Page 852 - The arms, artillery, and public property to be parked and stacked, and turned over to the officers appointed by me to receive them. This will not embrace the side-arms of the officers nor their private horses or baggage. This done, each officer and man will be allowed to return to his home, not to be disturbed by United States authority so long as they observe their paroles and the laws in force where they may reside.
Page 340 - The United States of America, To all to whom these Presents shall come, Greeting: Whereas Isaac Gullett of Butler County, Ohio has deposited in the General Land Office of the United States...
Page 284 - ... Harris had been as much afraid of me as I had been of him. This was a view of the question I had never taken before ; but it was one I never forgot afterwards. From that event to the close of the war, I never experienced trepidation upon confronting an enemy, though I always felt more or less anxiety. I never forgot that he had as much reason to fear my forces as I had his. The lesson was valuable.

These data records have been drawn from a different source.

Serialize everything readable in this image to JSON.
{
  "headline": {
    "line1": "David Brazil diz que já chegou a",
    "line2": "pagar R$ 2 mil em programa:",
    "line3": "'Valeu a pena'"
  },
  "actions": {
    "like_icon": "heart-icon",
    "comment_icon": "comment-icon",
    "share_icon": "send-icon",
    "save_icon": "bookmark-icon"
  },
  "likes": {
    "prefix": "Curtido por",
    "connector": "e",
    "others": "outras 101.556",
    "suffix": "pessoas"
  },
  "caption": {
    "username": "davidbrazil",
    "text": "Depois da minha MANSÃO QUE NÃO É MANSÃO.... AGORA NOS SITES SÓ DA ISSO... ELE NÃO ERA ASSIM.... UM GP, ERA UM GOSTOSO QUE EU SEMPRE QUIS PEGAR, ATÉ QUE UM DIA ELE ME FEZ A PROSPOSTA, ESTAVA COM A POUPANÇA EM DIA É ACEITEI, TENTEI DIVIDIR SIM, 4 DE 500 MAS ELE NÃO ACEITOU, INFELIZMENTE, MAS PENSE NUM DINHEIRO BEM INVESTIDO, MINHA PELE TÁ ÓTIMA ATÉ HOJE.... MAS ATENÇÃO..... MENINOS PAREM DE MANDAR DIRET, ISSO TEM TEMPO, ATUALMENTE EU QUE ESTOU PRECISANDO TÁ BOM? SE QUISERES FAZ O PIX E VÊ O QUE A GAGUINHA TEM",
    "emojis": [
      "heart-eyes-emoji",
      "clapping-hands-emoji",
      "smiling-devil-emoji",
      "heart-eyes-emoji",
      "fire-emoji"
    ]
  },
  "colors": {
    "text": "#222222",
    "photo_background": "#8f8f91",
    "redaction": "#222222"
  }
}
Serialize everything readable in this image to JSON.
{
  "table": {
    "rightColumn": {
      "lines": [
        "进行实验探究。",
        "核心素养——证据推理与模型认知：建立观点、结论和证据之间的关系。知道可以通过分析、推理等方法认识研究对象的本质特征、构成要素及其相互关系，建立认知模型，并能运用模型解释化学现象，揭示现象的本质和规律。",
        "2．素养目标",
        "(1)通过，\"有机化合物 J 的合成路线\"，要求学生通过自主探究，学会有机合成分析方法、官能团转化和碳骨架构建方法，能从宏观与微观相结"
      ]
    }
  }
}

Page 842 - AM) received, in consequence of my having passed from the Richmond and Lynchburg road to the Farmville and Lynchburg road. I am at this writing about four miles west of Walker's Church and will push forward to the front for the purpose of meeting you. Notice sent to me on this road where you wish the interview to take place will meet me.
Page 29 - Affairs, and that there shall be a principal officer therein, to be called the Secretary for the Department of Foreign Affairs, who shall perform and execute such duties as shall from time to time be enjoined on or intrusted to him by the President of the United States...
Page 284 - Harris' camp, and possibly find his men ready formed to meet us, my heart kept getting higher and higher until it felt to me as though it was in my throat. I would have given anything then to have been back in Illinois, but I had not the moral courage to halt and consider what to do ; I kept right on.
Page 309 - War Department, Adjutant-General's Office, Washington, November 5, 1862. By direction of the President of the United States, it is ordered that Major-General McClellan be relieved from the command of the Army of the Potomac, and that Major-General Burnside take the command of that army. By order of the Secretary of War. ED TOWNSEND, Assistant Adjutant-General.
Page 675 - Lynchburg; and, when the cavalry got well off, to move the army to the south side of the James River, by the enemy's right flank, where I felt I could cut off all his sources of supply except by the canal...